  • Everyday Technology: While the mass-energy equivalence relation is most famously associated with high-energy physics and cosmology, it also has practical applications in everyday technology, such as in medical imaging devices like PET (Positron Emission Tomography) scanners.

  • Einstein's Theory of Special Relativity: This equation is a direct consequence of Albert Einstein's theory of special relativity, which fundamentally changed our understanding of space and time. Special relativity also introduced the concept that the speed of light is a constant in all reference frames.

                                         Renewable energy sources

Renewable energy sources are naturally replenished and environmentally friendly alternatives to finite fossil fuels. They produce minimal greenhouse gas emissions and promote sustainability. Here are common types:
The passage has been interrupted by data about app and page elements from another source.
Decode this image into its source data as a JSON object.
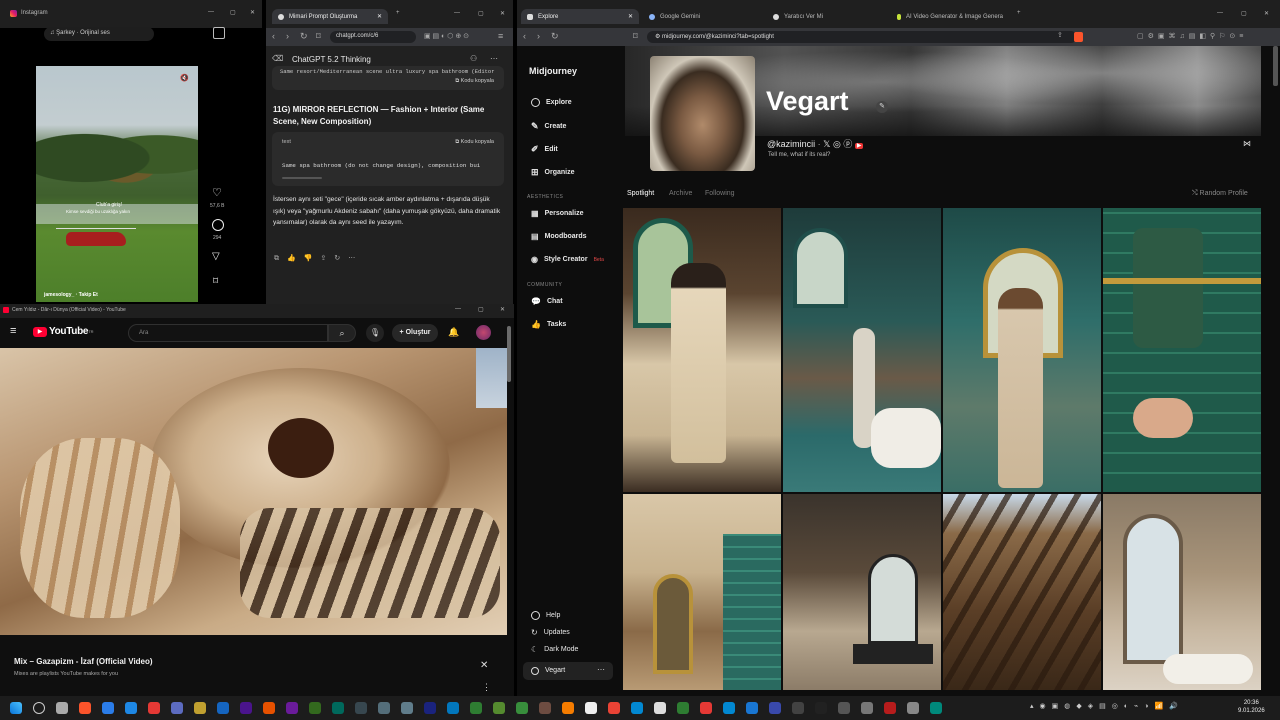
{
  "instagram": {
    "tab_title": "Instagram",
    "audio": "Şarkey · Orijinal ses",
    "like_count": "57,6 B",
    "comment_count": "294",
    "overlay_caption_1": "Club'a giriş!",
    "overlay_caption_2": "Kimse sevdiği bu uzaklığa yakın",
    "user": "jamesology_ · Takip Et"
  },
  "chatgpt": {
    "tab_title": "Mimari Prompt Oluşturma",
    "url": "chatgpt.com/c/6",
    "model": "ChatGPT 5.2 Thinking",
    "copy_label": "Kodu kopyala",
    "top_code_line": "Same resort/Mediterranean scene ultra luxury spa bathroom (Editor",
    "heading": "11G) MIRROR REFLECTION — Fashion + Interior (Same Scene, New Composition)",
    "code_lang": "text",
    "code_line": "Same spa bathroom (do not change design), composition bui",
    "paragraph": "İstersen aynı seti \"gece\" (içeride sıcak amber aydınlatma + dışarıda düşük ışık) veya \"yağmurlu Akdeniz sabahı\" (daha yumuşak gökyüzü, daha dramatik yansımalar) olarak da aynı seed ile yazayım."
  },
  "youtube": {
    "window_title": "Cem Yıldız - Dâr-ı Dünya (Official Video) - YouTube",
    "logo": "YouTube",
    "logo_sup": "TR",
    "search_placeholder": "Ara",
    "create_label": "Oluştur",
    "mix_title": "Mix – Gazapizm - İzaf (Official Video)",
    "mix_sub": "Mixes are playlists YouTube makes for you"
  },
  "midjourney": {
    "tabs": [
      "Explore",
      "Google Gemini",
      "Yaratıcı Ver Mi",
      "AI Video Generator & Image Genera"
    ],
    "url": "midjourney.com/@kaziminci?tab=spotlight",
    "brand": "Midjourney",
    "nav": [
      "Explore",
      "Create",
      "Edit",
      "Organize"
    ],
    "aesthetics_header": "AESTHETICS",
    "aesthetics": [
      "Personalize",
      "Moodboards",
      "Style Creator"
    ],
    "beta_badge": "Beta",
    "community_header": "COMMUNITY",
    "community": [
      "Chat",
      "Tasks"
    ],
    "bottom": [
      "Help",
      "Updates",
      "Dark Mode"
    ],
    "user": "Vegart",
    "profile_name": "Vegart",
    "handle": "@kazimincii",
    "bio": "Tell me, what if its real?",
    "profile_tabs": [
      "Spotlight",
      "Archive",
      "Following"
    ],
    "random_profile": "Random Profile"
  },
  "taskbar": {
    "time": "20:36",
    "date": "9.01.2026"
  },
  "colors": {
    "accent_red": "#ff0033",
    "beta_red": "#e34848",
    "taskbar": "#1c1c1c"
  }
}
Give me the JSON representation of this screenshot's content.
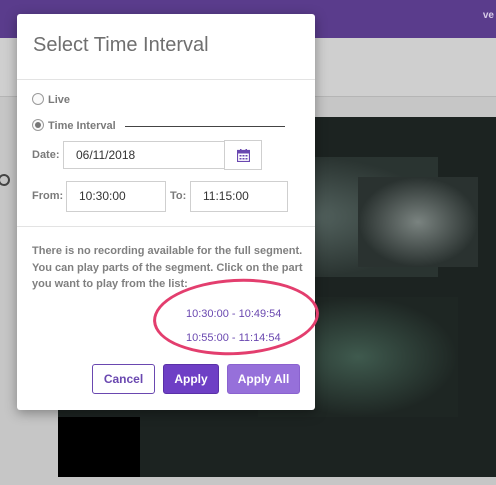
{
  "topbar": {
    "corner_text": "ve"
  },
  "dialog": {
    "title": "Select Time Interval",
    "radio_live": "Live",
    "radio_interval": "Time Interval",
    "date_label": "Date:",
    "date_value": "06/11/2018",
    "from_label": "From:",
    "from_value": "10:30:00",
    "to_label": "To:",
    "to_value": "11:15:00",
    "message": "There is no recording available for the full segment. You can play parts of the segment. Click on the part you want to play from the list:",
    "segments": [
      "10:30:00 - 10:49:54",
      "10:55:00 - 11:14:54"
    ],
    "buttons": {
      "cancel": "Cancel",
      "apply": "Apply",
      "apply_all": "Apply All"
    }
  },
  "colors": {
    "accent": "#6e3fc5",
    "highlight_ellipse": "#e33e6e",
    "topbar": "#5a3c8c"
  },
  "icons": {
    "calendar": "calendar-icon",
    "search": "search-icon"
  }
}
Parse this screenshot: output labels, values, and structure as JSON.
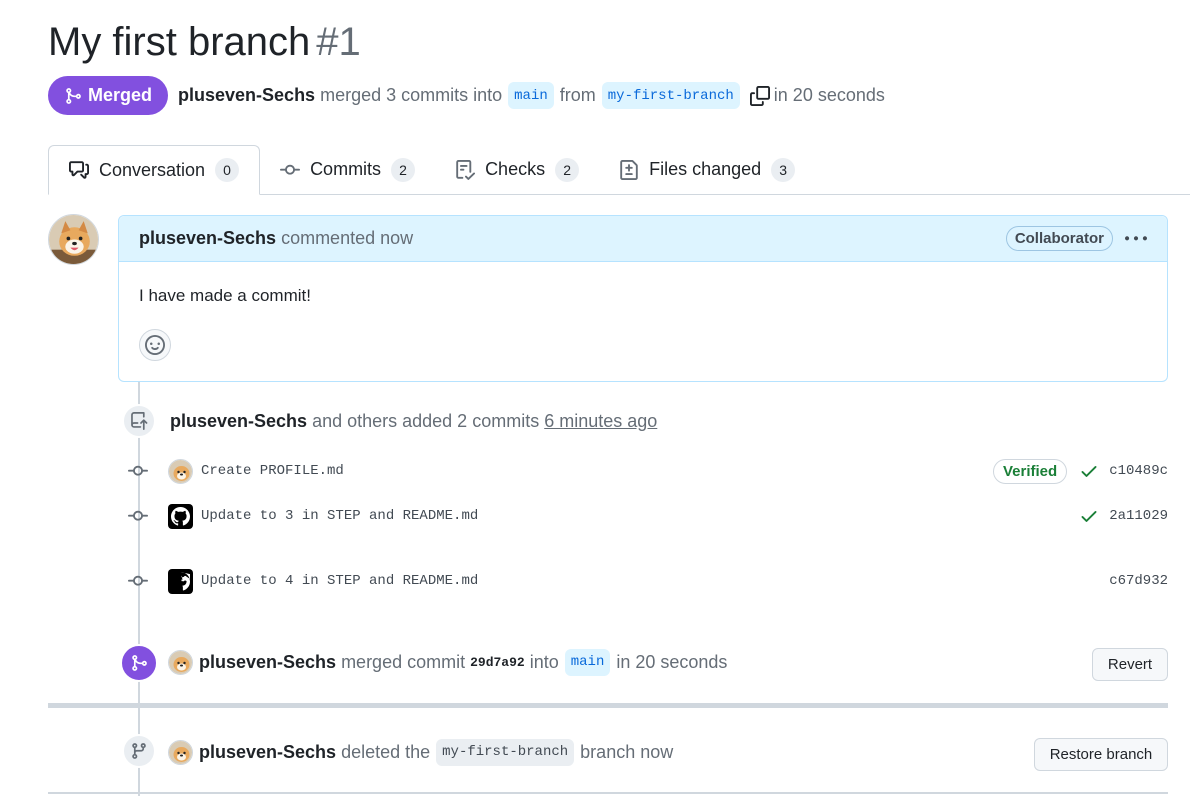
{
  "pr": {
    "title": "My first branch",
    "number": "#1",
    "state": "Merged",
    "author": "pluseven-Sechs",
    "merge_text": "merged 3 commits into",
    "base_branch": "main",
    "from_text": "from",
    "head_branch": "my-first-branch",
    "time_text": "in 20 seconds"
  },
  "tabs": [
    {
      "label": "Conversation",
      "count": "0",
      "icon": "comment-discussion-icon"
    },
    {
      "label": "Commits",
      "count": "2",
      "icon": "git-commit-icon"
    },
    {
      "label": "Checks",
      "count": "2",
      "icon": "checklist-icon"
    },
    {
      "label": "Files changed",
      "count": "3",
      "icon": "file-diff-icon"
    }
  ],
  "comment": {
    "author": "pluseven-Sechs",
    "action": "commented now",
    "role": "Collaborator",
    "body": "I have made a commit!"
  },
  "commits_event": {
    "author": "pluseven-Sechs",
    "text": "and others added 2 commits",
    "time": "6 minutes ago"
  },
  "commits": [
    {
      "message": "Create PROFILE.md",
      "verified": "Verified",
      "status": "check",
      "sha": "c10489c",
      "avatar": "dog-avatar"
    },
    {
      "message": "Update to 3 in STEP and README.md",
      "verified": "",
      "status": "check",
      "sha": "2a11029",
      "avatar": "github-avatar"
    },
    {
      "message": "Update to 4 in STEP and README.md",
      "verified": "",
      "status": "",
      "sha": "c67d932",
      "avatar": "github-avatar"
    }
  ],
  "merge_event": {
    "author": "pluseven-Sechs",
    "text": "merged commit",
    "sha": "29d7a92",
    "into": "into",
    "branch": "main",
    "time": "in 20 seconds",
    "button": "Revert"
  },
  "delete_event": {
    "author": "pluseven-Sechs",
    "text": "deleted the",
    "branch": "my-first-branch",
    "suffix": "branch now",
    "button": "Restore branch"
  },
  "colors": {
    "merged": "#8250df",
    "accent_bg": "#ddf4ff",
    "success": "#1a7f37"
  }
}
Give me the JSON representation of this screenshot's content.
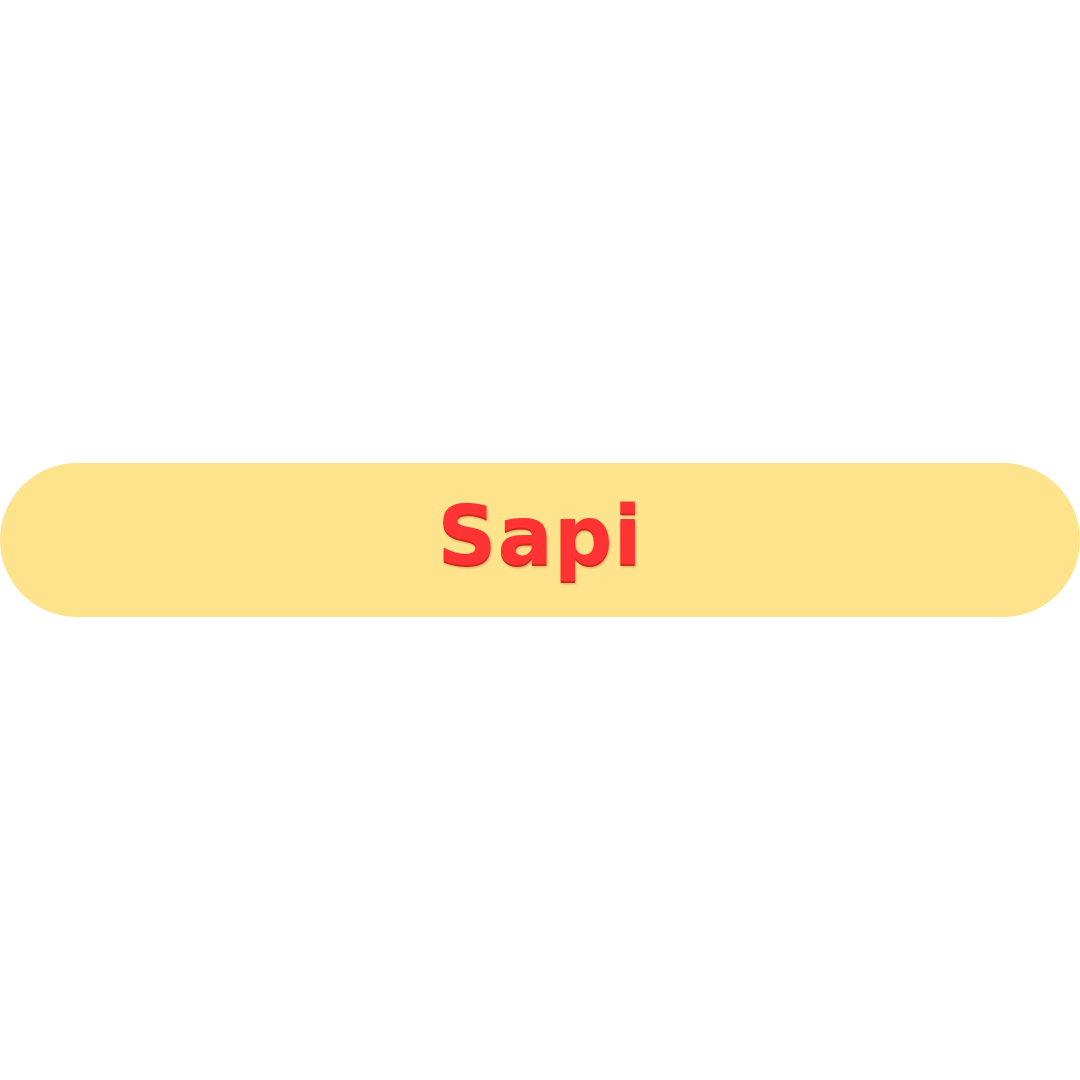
{
  "banner": {
    "word": "Sapi",
    "background_color": "#fde38c",
    "text_color": "#ff3333"
  }
}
  • Solar Energy: Generated from sunlight through photovoltaic cells or solar panels, converting it into electricity or heating water for various purposes.
  • Wind Energy: Captured by wind turbines, it transforms wind kinetic energy into electricity, typically in areas with consistent wind patterns.
  • Hydropower (Hydroelectric Power): Harnesses flowing water's energy, often from rivers or dams, and is one of the oldest and most widespread renewable energy sources.
  • Biomass Energy: Produced from organic materials like wood, agricultural residues, and municipal waste, used for heating, electricity generation, and biofuel production.
  • Geothermal Energy: Utilizes Earth's internal heat for electricity and building heating/cooling, abundant in regions with geothermal activity.
  • Tidal and Wave Energy: Generated by gravitational forces from the moon, the sun, and wind patterns, captured by devices for electricity production.
  • Ocean Thermal Energy: Uses temperature differences between warm surface and cold deep ocean water to generate electricity through heat engines.
  • Hydrogen: A renewable energy carrier produced using renewable sources, with applications in fuel cells for electricity and clean vehicle fuels.